## WORK ORDER
Output all of the data exactly, keeping any images out of the copy.

## RECORDS FOR THIS TASK
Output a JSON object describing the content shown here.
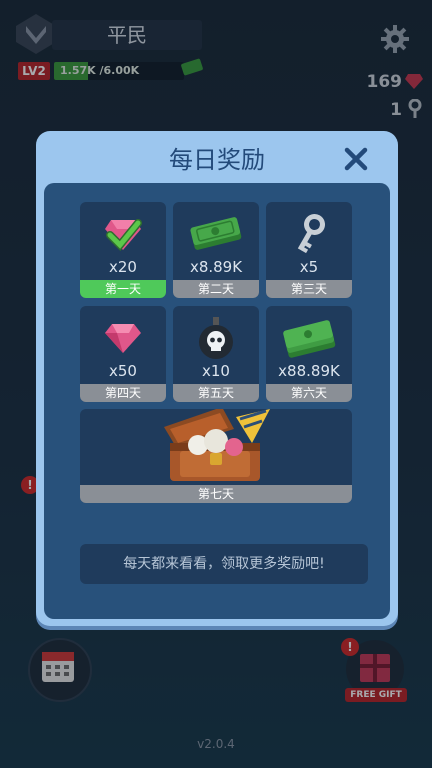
{
  "hud": {
    "rank_title": "平民",
    "level": "LV2",
    "xp_text": "1.57K /6.00K",
    "xp_progress": 0.26,
    "gems": "169",
    "keys": "1"
  },
  "dialog": {
    "title": "每日奖励",
    "rewards": [
      {
        "icon": "checked-gem-icon",
        "qty": "x20",
        "day": "第一天",
        "claimed": true
      },
      {
        "icon": "cash-stack-icon",
        "qty": "x8.89K",
        "day": "第二天",
        "claimed": false
      },
      {
        "icon": "key-icon",
        "qty": "x5",
        "day": "第三天",
        "claimed": false
      },
      {
        "icon": "gem-icon",
        "qty": "x50",
        "day": "第四天",
        "claimed": false
      },
      {
        "icon": "skull-bomb-icon",
        "qty": "x10",
        "day": "第五天",
        "claimed": false
      },
      {
        "icon": "cash-stack-icon",
        "qty": "x88.89K",
        "day": "第六天",
        "claimed": false
      }
    ],
    "day7": {
      "icon": "treasure-chest-icon",
      "day": "第七天"
    },
    "tip": "每天都来看看，领取更多奖励吧!"
  },
  "bottom": {
    "free_gift_label": "FREE GIFT",
    "alert_mark": "!",
    "version": "v2.0.4"
  },
  "colors": {
    "panel": "#9cc6ee",
    "inner": "#28517b",
    "cell": "#1f3b5c",
    "claimed": "#4fc95a",
    "unclaimed": "#8a8f96",
    "title": "#234a7a"
  }
}
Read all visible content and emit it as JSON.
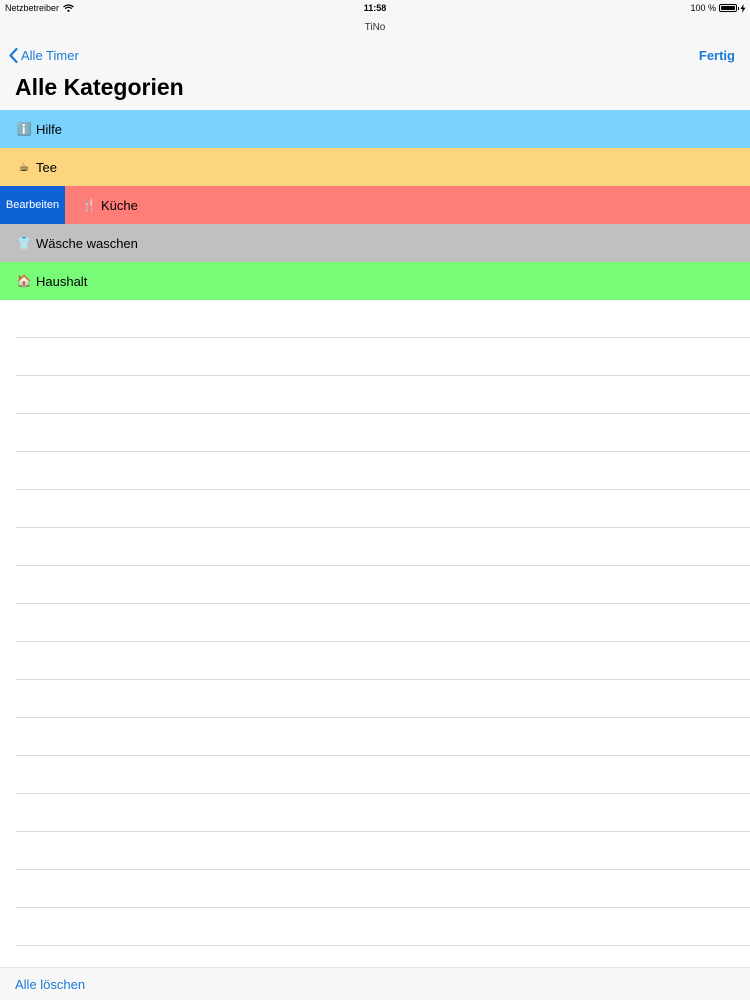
{
  "status_bar": {
    "carrier": "Netzbetreiber",
    "time": "11:58",
    "battery": "100 %",
    "icons": [
      "wifi-icon",
      "battery-icon",
      "charging-icon"
    ]
  },
  "nav": {
    "app_title": "TiNo",
    "back_label": "Alle Timer",
    "done_label": "Fertig",
    "page_title": "Alle Kategorien"
  },
  "categories": [
    {
      "emoji": "ℹ️",
      "name": "Hilfe",
      "color": "#79d3fd"
    },
    {
      "emoji": "☕",
      "name": "Tee",
      "color": "#fdd57f"
    },
    {
      "emoji": "🍴",
      "name": "Küche",
      "color": "#ff7d79",
      "swipe_action": "Bearbeiten"
    },
    {
      "emoji": "👕",
      "name": "Wäsche waschen",
      "color": "#c0c0c0"
    },
    {
      "emoji": "🏠",
      "name": "Haushalt",
      "color": "#79fd79"
    }
  ],
  "footer": {
    "delete_all_label": "Alle löschen"
  },
  "colors": {
    "accent": "#1a7ad6",
    "edit_action": "#0f62d6"
  }
}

## EXERCISE RESULT
Output a JSON object describing the content shown here.
{
  "hud": {
    "rank_title": "平民",
    "level": "LV2",
    "xp_text": "1.57K /6.00K",
    "xp_progress": 0.26,
    "gems": "169",
    "keys": "1"
  },
  "dialog": {
    "title": "每日奖励",
    "rewards": [
      {
        "icon": "checked-gem-icon",
        "qty": "x20",
        "day": "第一天",
        "claimed": true
      },
      {
        "icon": "cash-stack-icon",
        "qty": "x8.89K",
        "day": "第二天",
        "claimed": false
      },
      {
        "icon": "key-icon",
        "qty": "x5",
        "day": "第三天",
        "claimed": false
      },
      {
        "icon": "gem-icon",
        "qty": "x50",
        "day": "第四天",
        "claimed": false
      },
      {
        "icon": "skull-bomb-icon",
        "qty": "x10",
        "day": "第五天",
        "claimed": false
      },
      {
        "icon": "cash-stack-icon",
        "qty": "x88.89K",
        "day": "第六天",
        "claimed": false
      }
    ],
    "day7": {
      "icon": "treasure-chest-icon",
      "day": "第七天"
    },
    "tip": "每天都来看看，领取更多奖励吧!"
  },
  "bottom": {
    "free_gift_label": "FREE GIFT",
    "alert_mark": "!",
    "version": "v2.0.4"
  },
  "colors": {
    "panel": "#9cc6ee",
    "inner": "#28517b",
    "cell": "#1f3b5c",
    "claimed": "#4fc95a",
    "unclaimed": "#8a8f96",
    "title": "#234a7a"
  }
}
Read all visible content and emit it as JSON.
{
  "status_bar": {
    "carrier": "Netzbetreiber",
    "time": "11:58",
    "battery": "100 %",
    "icons": [
      "wifi-icon",
      "battery-icon",
      "charging-icon"
    ]
  },
  "nav": {
    "app_title": "TiNo",
    "back_label": "Alle Timer",
    "done_label": "Fertig",
    "page_title": "Alle Kategorien"
  },
  "categories": [
    {
      "emoji": "ℹ️",
      "name": "Hilfe",
      "color": "#79d3fd"
    },
    {
      "emoji": "☕",
      "name": "Tee",
      "color": "#fdd57f"
    },
    {
      "emoji": "🍴",
      "name": "Küche",
      "color": "#ff7d79",
      "swipe_action": "Bearbeiten"
    },
    {
      "emoji": "👕",
      "name": "Wäsche waschen",
      "color": "#c0c0c0"
    },
    {
      "emoji": "🏠",
      "name": "Haushalt",
      "color": "#79fd79"
    }
  ],
  "footer": {
    "delete_all_label": "Alle löschen"
  },
  "colors": {
    "accent": "#1a7ad6",
    "edit_action": "#0f62d6"
  }
}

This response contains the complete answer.